Grayton Integrated Publishing: custom publications and content, creative services
Grayton Integrated Publishing: custom publications and content, creative services
Grayton Integrated Publishing: custom publications, publication design
Grayton Integrated Publishing: native advertising, advertorials, writing, graphic design
advertorial design, advertorial samples
Projects are most effective when they use a collaborative process that draws on the combined strengths of everyone involved. Here, Grayton offers some thoughts on working successfully with your creative team. 
Q: I’ve hired vendors before. What’s different about working with a creative team?
Unlike hiring people to simply carry out directives, your relationship with a creative team should be consultative. The best results will come from a partnership approach.
Q: I know what I want. Do I need to waste everyone’s time brainstorming other possibilities?
You hired creative people—let them be creative. Your project will benefit from considering their input, which likely is informed by numerous projects for numerous clients. You are steeped in your company culture, and you know what your group has always done. You should expect your creative team to take you somewhere you never thought of going on your own. 
Q: I’m not sure what I want, but I’ll know it when I see it. Shouldn’t I ask to see several design ideas?
At Grayton, we like clients to make sure they are clear about their objectives from the start and then trust the process. Instead of asking the designer to create three comps using three different design approaches, it’s more efficient to spend time up front clearly defining your communication goals. If you’ve budgeted three hours for concept creation and you ask for three approaches, your designer will only spend one hour on each. But if you’ve clearly defined your objectives, he or she can take the entire three hours to nail one perfect way to go. 
Q: I hesitate to share too much background about internal politics and sensitivities with vendors.
As somebody once pointed out, context is worth 20 IQ points. The better your creative team knows your company, the better they’ll be able to grasp and shape your message. Instead of being cautious about sharing too much information, you should be worried about your creative team having to work without a sense of the big picture. 
Immerse them in the company culture whenever possible. Is there a meeting they can attend to meet and get to know executives? Making these connections will only help you in the long run. 
Whenever possible, tell them the why behind a mandate. If a writer shouldn’t have quoted Joe Shmoe in the story, don’t just delete the quote without explanation. Once the writer knows that he should never call Joe Shmoe for a quote because Joe and the CEO don’t see eye to eye, you can prevent repeat situations. The vendor learns, and gets better at meeting your needs.
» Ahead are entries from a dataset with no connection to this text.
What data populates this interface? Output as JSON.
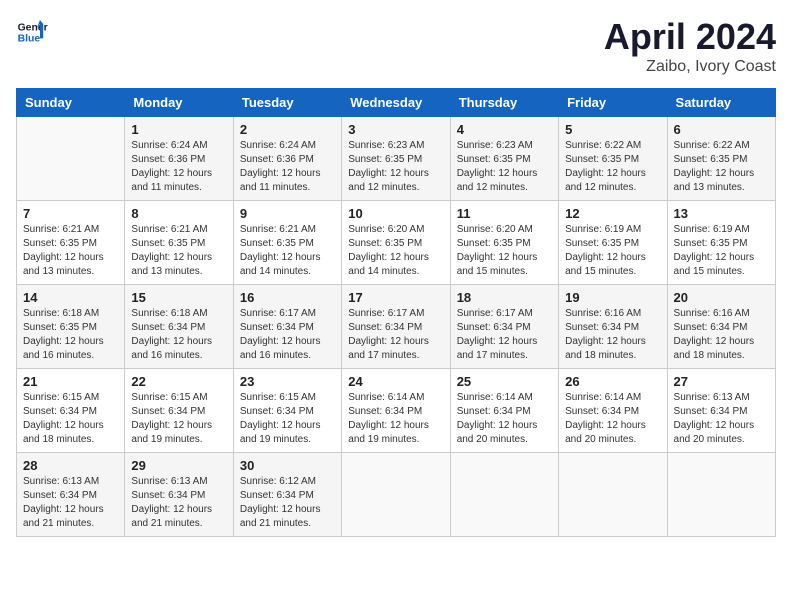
{
  "header": {
    "logo_general": "General",
    "logo_blue": "Blue",
    "month_title": "April 2024",
    "location": "Zaibo, Ivory Coast"
  },
  "days_of_week": [
    "Sunday",
    "Monday",
    "Tuesday",
    "Wednesday",
    "Thursday",
    "Friday",
    "Saturday"
  ],
  "weeks": [
    [
      {
        "day": "",
        "info": ""
      },
      {
        "day": "1",
        "info": "Sunrise: 6:24 AM\nSunset: 6:36 PM\nDaylight: 12 hours and 11 minutes."
      },
      {
        "day": "2",
        "info": "Sunrise: 6:24 AM\nSunset: 6:36 PM\nDaylight: 12 hours and 11 minutes."
      },
      {
        "day": "3",
        "info": "Sunrise: 6:23 AM\nSunset: 6:35 PM\nDaylight: 12 hours and 12 minutes."
      },
      {
        "day": "4",
        "info": "Sunrise: 6:23 AM\nSunset: 6:35 PM\nDaylight: 12 hours and 12 minutes."
      },
      {
        "day": "5",
        "info": "Sunrise: 6:22 AM\nSunset: 6:35 PM\nDaylight: 12 hours and 12 minutes."
      },
      {
        "day": "6",
        "info": "Sunrise: 6:22 AM\nSunset: 6:35 PM\nDaylight: 12 hours and 13 minutes."
      }
    ],
    [
      {
        "day": "7",
        "info": "Sunrise: 6:21 AM\nSunset: 6:35 PM\nDaylight: 12 hours and 13 minutes."
      },
      {
        "day": "8",
        "info": "Sunrise: 6:21 AM\nSunset: 6:35 PM\nDaylight: 12 hours and 13 minutes."
      },
      {
        "day": "9",
        "info": "Sunrise: 6:21 AM\nSunset: 6:35 PM\nDaylight: 12 hours and 14 minutes."
      },
      {
        "day": "10",
        "info": "Sunrise: 6:20 AM\nSunset: 6:35 PM\nDaylight: 12 hours and 14 minutes."
      },
      {
        "day": "11",
        "info": "Sunrise: 6:20 AM\nSunset: 6:35 PM\nDaylight: 12 hours and 15 minutes."
      },
      {
        "day": "12",
        "info": "Sunrise: 6:19 AM\nSunset: 6:35 PM\nDaylight: 12 hours and 15 minutes."
      },
      {
        "day": "13",
        "info": "Sunrise: 6:19 AM\nSunset: 6:35 PM\nDaylight: 12 hours and 15 minutes."
      }
    ],
    [
      {
        "day": "14",
        "info": "Sunrise: 6:18 AM\nSunset: 6:35 PM\nDaylight: 12 hours and 16 minutes."
      },
      {
        "day": "15",
        "info": "Sunrise: 6:18 AM\nSunset: 6:34 PM\nDaylight: 12 hours and 16 minutes."
      },
      {
        "day": "16",
        "info": "Sunrise: 6:17 AM\nSunset: 6:34 PM\nDaylight: 12 hours and 16 minutes."
      },
      {
        "day": "17",
        "info": "Sunrise: 6:17 AM\nSunset: 6:34 PM\nDaylight: 12 hours and 17 minutes."
      },
      {
        "day": "18",
        "info": "Sunrise: 6:17 AM\nSunset: 6:34 PM\nDaylight: 12 hours and 17 minutes."
      },
      {
        "day": "19",
        "info": "Sunrise: 6:16 AM\nSunset: 6:34 PM\nDaylight: 12 hours and 18 minutes."
      },
      {
        "day": "20",
        "info": "Sunrise: 6:16 AM\nSunset: 6:34 PM\nDaylight: 12 hours and 18 minutes."
      }
    ],
    [
      {
        "day": "21",
        "info": "Sunrise: 6:15 AM\nSunset: 6:34 PM\nDaylight: 12 hours and 18 minutes."
      },
      {
        "day": "22",
        "info": "Sunrise: 6:15 AM\nSunset: 6:34 PM\nDaylight: 12 hours and 19 minutes."
      },
      {
        "day": "23",
        "info": "Sunrise: 6:15 AM\nSunset: 6:34 PM\nDaylight: 12 hours and 19 minutes."
      },
      {
        "day": "24",
        "info": "Sunrise: 6:14 AM\nSunset: 6:34 PM\nDaylight: 12 hours and 19 minutes."
      },
      {
        "day": "25",
        "info": "Sunrise: 6:14 AM\nSunset: 6:34 PM\nDaylight: 12 hours and 20 minutes."
      },
      {
        "day": "26",
        "info": "Sunrise: 6:14 AM\nSunset: 6:34 PM\nDaylight: 12 hours and 20 minutes."
      },
      {
        "day": "27",
        "info": "Sunrise: 6:13 AM\nSunset: 6:34 PM\nDaylight: 12 hours and 20 minutes."
      }
    ],
    [
      {
        "day": "28",
        "info": "Sunrise: 6:13 AM\nSunset: 6:34 PM\nDaylight: 12 hours and 21 minutes."
      },
      {
        "day": "29",
        "info": "Sunrise: 6:13 AM\nSunset: 6:34 PM\nDaylight: 12 hours and 21 minutes."
      },
      {
        "day": "30",
        "info": "Sunrise: 6:12 AM\nSunset: 6:34 PM\nDaylight: 12 hours and 21 minutes."
      },
      {
        "day": "",
        "info": ""
      },
      {
        "day": "",
        "info": ""
      },
      {
        "day": "",
        "info": ""
      },
      {
        "day": "",
        "info": ""
      }
    ]
  ]
}
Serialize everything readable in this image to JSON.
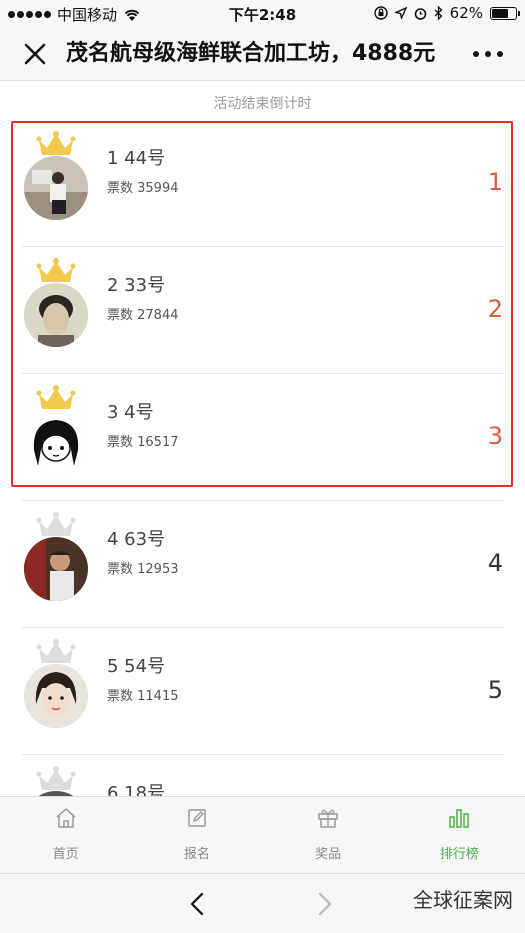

Likewise, if you ask your photographer to take a profile photo without telling her that the focus of the story is on plummeting profits, don’t be surprised to receive a batch of smiling portraits. Share what you know, and you’ll save the expense of fixing preventable problems.
When your creative team has a realistic picture of your company and its major players in mind, it will translate into genuine communication—and your audience will notice.
Q: I’m never sure how much direction I should give when assigning art or stories. The most important thing is to make sure you’ve clearly defined what it is you’re trying to achieve. Tell your talent who the audience is and what takeaway you want them to have. Withholding this information from the people on your project handicaps them. 
As you do so, be careful to direct, not dictate. Let’s say you need a picture of shoe repairman John Smith for a story about small businesses. Maybe you think it’s a good idea to tell the photographer to shoot in front of Smith’s shop. What if the photographer gets there and finds a bland storefront or worse—what if the sign is missing letters? But maybe inside there’s something wonderfully visual like an old-fashioned workbench. 
If the photographer is good and he has time, he’ll shoot the exact setup you asked for and then go inside and take additional pictures on instinct. But if you’ve assigned the job to someone who follows directions to the letter, and you’ve given very specific instructions, you might end up with one shot of a tired storefront and embarrassing sign.
At Grayton, we’d rather tell the photographer what we’re trying to communicate with the photo and trust that they’ll make the right choices. We have found that when we say, “I have faith in you,” people will work that much harder not to let us down. 
We take a similar approach to editorial. When assigning a story about, say, a PR firm’s successful approach to winning new clients, we’re going to provide the writer with as many details as she needs without stepping over the line of too much information. We’ll tell her the angle and the publication goal. We’ll also provide a contact list, which may include specific names of people who must be interviewed (CEO Jill Schmoe), a type of person the writer should track down on her own (any firm manager), as well as possible do-not-contact folks (use Client A as an example but do not badger him for quotes). The last thing we typically want to do is provide a detailed outline. We trust that our writers will report the story as it unfolds, often unveiling information we couldn’t have predicted at the outset.
Q: Above all else, what’s the best way to maximize your relationship with your creative vendor?
We find that we can be most effective—and that the final product benefits—when clients expect us to be consultants, not just executors. At Grayton, our philosophy is the client has their set of expertise and we have our set of expertise, and things work best when we can draw on both. Anyone can follow marching orders. Instead, we aim to add value.
At the same time, we do not forget who is in control. Our clients always have the final word. But we love when they allow us to talk through their decisions and offer different solutions when appropriate. That sort of teamwork yields winning results.